This information and facts should be useful for neighboring hamlets, villages and towns e.g : West Winch, Long Sutton, Watlington, Tottenhill, Tower End, West Newton, Setchey, Middleton, Saddle Bow, Heacham, Bawsey, Hunstanton, Sandringham, Runcton Holme, Babingley, Walpole Cross Keys, Ashwicken, Tilney All Saints, Gaywood, Ingoldisthorpe, Terrington St Clement, South Wootton, Lutton, Fair Green, East Winch, North Runcton, Downham Market, Leziate, West Lynn, West Bilney, Tottenhill Row, Wiggenhall St Peter, Sutton Bridge, Hillington, Castle Rising, Gayton, North Wootton, Snettisham, Clenchwarden, Dersingham . INTERACTIVE MAP - WEATHER OUTLOOK
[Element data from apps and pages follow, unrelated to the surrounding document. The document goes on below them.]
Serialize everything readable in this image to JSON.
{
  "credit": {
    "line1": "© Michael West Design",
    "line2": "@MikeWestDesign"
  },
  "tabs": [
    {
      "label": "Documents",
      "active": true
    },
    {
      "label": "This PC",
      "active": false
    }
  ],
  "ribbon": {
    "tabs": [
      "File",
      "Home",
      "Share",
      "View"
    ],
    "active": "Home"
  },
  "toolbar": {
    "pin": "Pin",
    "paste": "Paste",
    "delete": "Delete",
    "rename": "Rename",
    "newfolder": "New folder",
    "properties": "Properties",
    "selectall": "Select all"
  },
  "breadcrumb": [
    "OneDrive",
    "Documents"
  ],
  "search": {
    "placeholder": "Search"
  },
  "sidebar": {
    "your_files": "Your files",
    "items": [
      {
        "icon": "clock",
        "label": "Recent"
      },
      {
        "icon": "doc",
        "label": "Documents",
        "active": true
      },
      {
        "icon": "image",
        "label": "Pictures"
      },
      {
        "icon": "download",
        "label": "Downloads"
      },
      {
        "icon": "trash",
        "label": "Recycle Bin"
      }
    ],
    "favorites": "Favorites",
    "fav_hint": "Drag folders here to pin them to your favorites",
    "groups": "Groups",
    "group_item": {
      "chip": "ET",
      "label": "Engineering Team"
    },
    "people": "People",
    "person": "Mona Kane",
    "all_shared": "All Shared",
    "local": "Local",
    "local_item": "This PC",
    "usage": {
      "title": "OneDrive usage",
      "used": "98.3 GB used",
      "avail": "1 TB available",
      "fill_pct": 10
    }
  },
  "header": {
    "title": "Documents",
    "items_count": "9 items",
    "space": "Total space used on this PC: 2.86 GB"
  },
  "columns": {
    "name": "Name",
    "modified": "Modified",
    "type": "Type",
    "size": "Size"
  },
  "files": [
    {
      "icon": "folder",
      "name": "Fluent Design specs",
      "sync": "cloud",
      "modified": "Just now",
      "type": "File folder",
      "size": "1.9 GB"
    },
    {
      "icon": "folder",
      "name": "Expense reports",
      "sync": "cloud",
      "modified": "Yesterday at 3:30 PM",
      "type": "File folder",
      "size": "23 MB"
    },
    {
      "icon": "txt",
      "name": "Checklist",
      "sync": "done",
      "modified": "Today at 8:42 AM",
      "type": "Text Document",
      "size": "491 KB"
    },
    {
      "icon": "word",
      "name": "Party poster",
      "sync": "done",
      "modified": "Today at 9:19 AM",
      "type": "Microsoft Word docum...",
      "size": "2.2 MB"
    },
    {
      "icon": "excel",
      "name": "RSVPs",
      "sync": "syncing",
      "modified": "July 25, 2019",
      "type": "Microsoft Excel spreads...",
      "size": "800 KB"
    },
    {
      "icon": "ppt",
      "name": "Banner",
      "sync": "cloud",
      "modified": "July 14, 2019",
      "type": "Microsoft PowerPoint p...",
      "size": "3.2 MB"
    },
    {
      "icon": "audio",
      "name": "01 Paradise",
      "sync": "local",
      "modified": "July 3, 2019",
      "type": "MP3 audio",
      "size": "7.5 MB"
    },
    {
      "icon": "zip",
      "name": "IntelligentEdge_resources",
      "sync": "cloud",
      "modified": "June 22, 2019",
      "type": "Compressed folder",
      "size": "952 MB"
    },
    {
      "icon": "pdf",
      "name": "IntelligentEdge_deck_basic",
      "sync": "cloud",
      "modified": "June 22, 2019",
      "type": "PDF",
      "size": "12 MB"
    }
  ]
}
So long as you really enjoyed this review and tourist information to the East Anglia seaside resort of Kings Lynn, you very well could find a number of of our other village and town guides worth a visit, for example the website on Wymondham (Norfolk), or perhaps even our website about Maidenhead (Berks). To inspect one or more of these web sites, just click on the specific resort or town name. We hope to see you back on the web site in the near future. Various other towns and cities to explore in East Anglia include Wymondham, Swaffham and Heacham.